  • stage 3 – If the independent investigator did not address all your concerns or their decision worries you, a review panel of at least three people will need to reconsider your case.
  • If you remain unhappy after stage 3, you can ask for the local government ombudsman to look into your complaint further.

I’m homeless and under 18.

You may be considered legally homeless if the place you live is unsafe, unsuitable or you have no legal right to be there. You can be legally homeless if you’re staying with friends or another family for a while. You don’t have to be sleeping rough to be homeless.

If you’re under 16

If you’re under 16 and having serious problems at home, contact Children’s Services at your local council. They’ll try and help you sort things out so you can stay at home. If living at home is too dangerous or is not possible, they can:

  • arrange for you to live with another family member or adult
  • look at other options including living with a foster family

If you’re 16 or 17

If you’re 16 or 17 and homeless, you should contact Children’s Services. Children’s Services will consider if there’s any way you can return home or go and live with another relative. They can’t force you to go back somewhere you don’t feel safe. If it’s not safe or possible for you to go home, they must offer you support.

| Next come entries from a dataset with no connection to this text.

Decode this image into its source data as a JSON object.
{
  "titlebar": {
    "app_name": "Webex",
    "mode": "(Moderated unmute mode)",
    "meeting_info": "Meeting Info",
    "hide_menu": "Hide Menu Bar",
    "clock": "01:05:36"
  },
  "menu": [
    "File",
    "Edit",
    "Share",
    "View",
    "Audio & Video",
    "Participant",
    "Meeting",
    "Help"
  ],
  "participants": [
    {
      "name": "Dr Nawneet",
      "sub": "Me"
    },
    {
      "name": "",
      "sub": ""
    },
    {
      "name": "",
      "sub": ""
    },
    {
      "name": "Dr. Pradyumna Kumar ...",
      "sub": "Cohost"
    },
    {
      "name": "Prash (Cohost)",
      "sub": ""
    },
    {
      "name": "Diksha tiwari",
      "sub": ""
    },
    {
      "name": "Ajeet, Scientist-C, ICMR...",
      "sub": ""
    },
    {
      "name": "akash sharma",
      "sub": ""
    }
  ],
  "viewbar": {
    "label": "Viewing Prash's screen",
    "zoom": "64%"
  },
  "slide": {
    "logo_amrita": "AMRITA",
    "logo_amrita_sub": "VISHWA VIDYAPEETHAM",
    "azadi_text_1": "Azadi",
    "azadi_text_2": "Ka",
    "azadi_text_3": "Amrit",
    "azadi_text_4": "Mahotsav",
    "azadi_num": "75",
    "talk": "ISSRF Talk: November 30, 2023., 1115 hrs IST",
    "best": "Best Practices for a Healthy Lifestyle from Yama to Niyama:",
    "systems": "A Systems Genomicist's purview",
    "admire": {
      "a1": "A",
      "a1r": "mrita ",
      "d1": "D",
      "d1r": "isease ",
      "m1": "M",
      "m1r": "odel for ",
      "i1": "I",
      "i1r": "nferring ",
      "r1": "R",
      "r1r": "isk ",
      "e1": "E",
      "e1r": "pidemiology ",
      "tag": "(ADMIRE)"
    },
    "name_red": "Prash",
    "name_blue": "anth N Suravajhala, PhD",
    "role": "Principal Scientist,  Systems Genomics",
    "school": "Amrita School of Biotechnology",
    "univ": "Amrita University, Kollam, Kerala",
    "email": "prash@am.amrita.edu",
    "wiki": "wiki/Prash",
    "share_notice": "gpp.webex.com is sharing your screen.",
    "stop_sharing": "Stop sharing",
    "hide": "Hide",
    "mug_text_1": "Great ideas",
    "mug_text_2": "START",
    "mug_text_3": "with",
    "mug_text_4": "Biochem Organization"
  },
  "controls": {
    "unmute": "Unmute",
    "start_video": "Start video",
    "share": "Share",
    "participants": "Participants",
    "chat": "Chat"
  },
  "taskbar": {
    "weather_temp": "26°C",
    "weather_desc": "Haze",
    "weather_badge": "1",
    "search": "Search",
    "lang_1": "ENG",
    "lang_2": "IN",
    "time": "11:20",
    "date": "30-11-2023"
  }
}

They can:

  • Provide emergency accommodation while they look into your case to see if it is safe for you to go home
  • Decide whether you should be provided accommodation and come into care as a Looked After Child under section 20 of the Children Act 1989. This will depend on your situation and your wishes.
  • Assess whether you should be provided accommodation as a Child in Need under section 17 of the Children Act 1989. This will also depend on your situation and wishes.
  • The section of the Children Act under which you are supported is very important, as it will affect the level of support you are entitled to until you are 18 and may affect whether you would be entitled to leaving-care support after you turn 18.

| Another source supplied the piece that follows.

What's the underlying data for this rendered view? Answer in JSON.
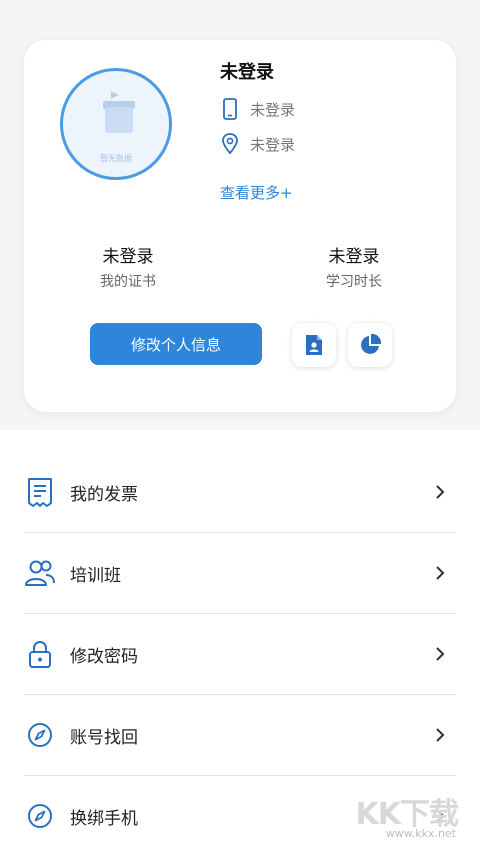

I’m separated from my family, am making an asylum application and want to know my rights.

Asylum seekers are people who flee their home country, often due to major conflicts or because of human rights abuses, and who seek refuge in another country by making an application for asylum. If you are a child who has been separated from your parents or carers and have applied for asylum, you may be described as ‘unaccompanied asylum-seeking child’. The Home Office is responsible for making the initial decisions on your asylum application but Children’s Services are responsible for your care.

When you come to the attention of Children’s Services they must assess your needs and listen to your views. They should make sure you have an interpreter if you need one. The assessment will decide whether your needs fall under section 17 or section 20 of the Children Act 1989. It will also consider whether it is necessary to start care proceedings in court. The section of the Children Act under which you are supported is very important, as it will affect the level of support you are entitled to.

The majority of unaccompanied asylum-seeking children are given support under section 20 of the Children Act 1989 and become Looked After Children. Normally, if you are under the age of 16 you will be able to live in a foster home. If you are older you might be offered semi-independent accommodation. Any decisions about where you live should be discussed with you and suit your needs.

Children’s Services and your foster carers should support you through the immigration process, and make sure you can access education, health services, finances and any emotional support you may need.

As a Looked After Child you will have a number of other rights, so do look at our ‘I am in care and want to know my rights’ section.

I need someone to talk to about my problems.

If you don’t know where to turn, you can always call us free on 0800 528 0731 and we’ll listen and try to point you in the right direction.  You can also call ChildLine on 0800 1111 (http://www.childline.org.uk).  They’re available 24 hours a day if you need to speak to someone about how you are feeling, if something’s bothering you or if you need help.